In the world of increasing alternate methods of dispute resolution, plea bargain, mediation, the practice of resorting to lay person i.e. jury members without any legal knowledge is reducing. India and the United States of America have certain different approaches to the jury system. The major difference between the jury systems is the distinction between civil and criminal. In India, mostly criminal matters were confronted to the jury however, the seventh amendment in the US inculcated jury trial even for civil proceedings. In India, in cases when there was a disagreement with the jury decision the blanket right to approach the High Court was given like in the Nanavati Trial case. This case abandoned any further trial by Jury in India. In US, in a civil trial, a judge may set aside the verdict regarding how much money the jury should award to the plaintiff in punitive damages. And, in case of criminal cases, judges may disregard a jury’s guilty verdict and acquit or grant a new trial if they believe the evidence was insufficient to support the decision made by the jurors.[9] In India a blanket right to approach the High Court is given to the party. However, in the US if the court is not satisfied with the decision it voids it.

Thus, for India, the concept of Jury trial was never a star player.

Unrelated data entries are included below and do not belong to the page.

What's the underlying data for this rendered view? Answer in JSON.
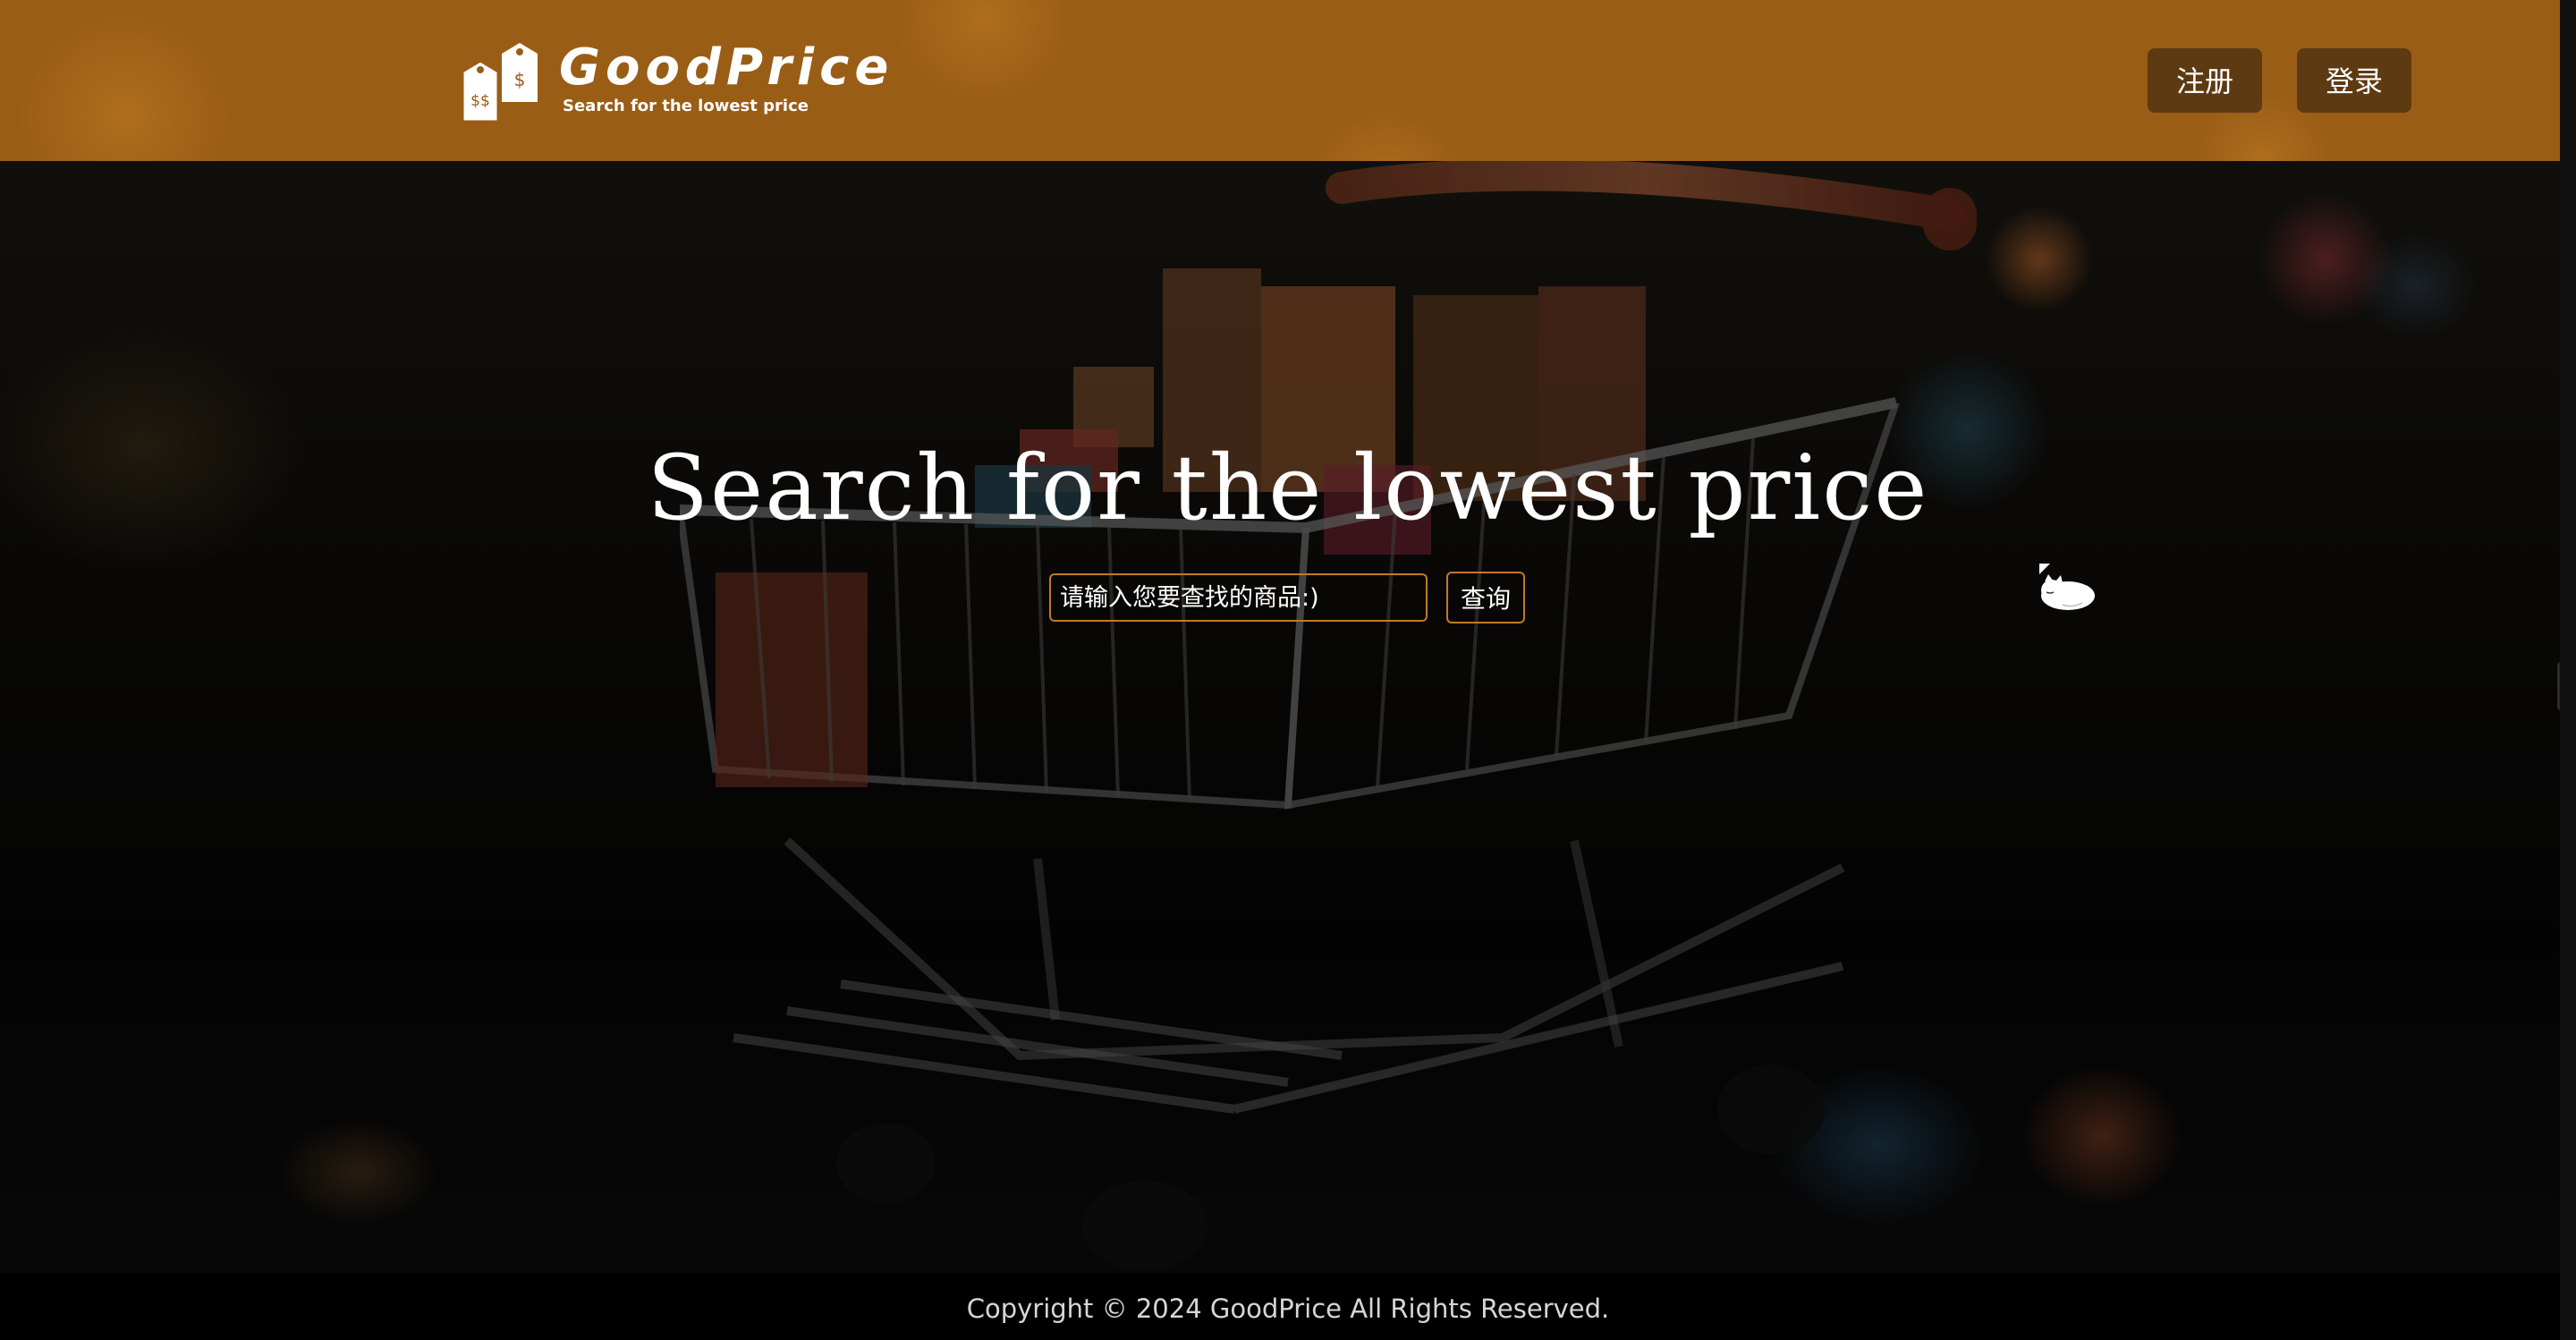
{
  "header": {
    "logo": {
      "title": "GoodPrice",
      "subtitle": "Search for the lowest price",
      "tag_symbols": [
        "$$",
        "$"
      ]
    },
    "register_label": "注册",
    "login_label": "登录"
  },
  "hero": {
    "title": "Search for the lowest price",
    "search": {
      "placeholder": "请输入您要查找的商品:)",
      "button_label": "查询"
    }
  },
  "footer": {
    "copyright": "Copyright © 2024 GoodPrice All Rights Reserved."
  },
  "colors": {
    "header_bg": "#9a5d16",
    "nav_button_bg": "#5e3a12",
    "accent_border": "#c07a28",
    "footer_bg": "#000000"
  },
  "icons": {
    "logo": "price-tags-icon",
    "mascot": "sleeping-cat-icon",
    "side_tab": "collapse-left-arrow-icon"
  }
}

It appeared in midst of colonial pressure and discriminated against the Indians, acted as a lenient mechanism for accused Englishmen for atrocities committed by them. 

[1] Vasant Desai, Panchayati Raj: Power to the People, p.4 (1990).

[2] Emperor v. Ram Chandra roy, I. L. R. 55. C., p. 578 at 886

[3] Jana Kalyan Das, Life and times of Jury system in India – A legal Analysis (2017)

[4] 14th Report, Law Commision of India (1958)

[5] Ibid.

[6] K.E., I.R. 61 I.A., p. 389

[7] (1946) 48 BOMLR 768

[8] K.M Nanavati v. State of Maharashtra, AIR 1962 SC 605

[9] Paula L. Hannaford-Agor & Valerie P. Hans, Nullification at Work? A Glimpse from the National Center for State Courts Study of HungJuries, 78 Chi.-Kent L. Rev. 1249, 1254 (2003).

Law Wire Team
Law Wire Teamhttps://lawwire.in/
Law Wire Team attempts to delve into pertinent (and sometimes not immediately pertinent) questions regarding socio-politics, Law and their interesting matrix.

Most Popular